Real estate agents. (Unless they are my boyfriend.)

Executive recruiters who are going to pelt me with requests for access to software developers. (Go away.)

Substitute teachers.  (I don’t think in a million years a substitute teacher is ever going to hire me.)

A guy in a Scottish tam o’ shanter and ruffled shirt. (On LinkedIn? Are you lost?)

Insurance agents. (Yikes. Go away. I already have insurance.)

Anyone who is a “Career and Life Coach.” Unless you teach football, you’re not a coach around here.

Anyone who is an “Executive Coach.” Unless you coached Bill Gates, you’re not an executive coach in Silicon Valley.

Anyone with both the words “coach” and “cannabis” in their title.  (I said “green business.” Not that kind.)

People who sell anything multi-level. Especially water filter distributors. (Oh, that’s impressive.)

Anything pyramid schemey. Especially if it involves something you blend in a smoothie.

Anyone who is a “meditator” in their profile title. (Or was that “Mediator” spelled wrong?)

Your NAME IS IN ALL CAPS you run a “HEALING MASSAGE SERVICE” and you live in another country.

Anyone with a creepy dark photo with a crooked smile.

Men who are not wearing shirts.

Men wearing Hawaiian shirts and a baseball hat that obscures their eyes. (This isn’t a virtual barbecue — it’s a virtual business cocktail party.)

Spells CEOs “ceo’s.” (Yeah, right.
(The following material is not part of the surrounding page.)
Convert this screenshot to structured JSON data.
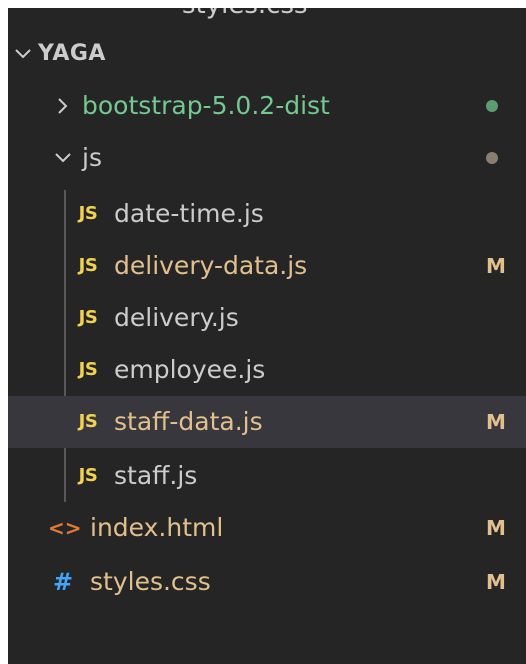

I’ll bet you are an “executive coach” too.)

Your LinkedIn photo is kind of dusty and it was taken at Burning Man.  (Ok if you are Larry Harvey, a founder of Burning Man.) All others, “delete.”)

People who call themselves a “CEO” but run a home-based MLM business and have nobody reporting to them but their cat.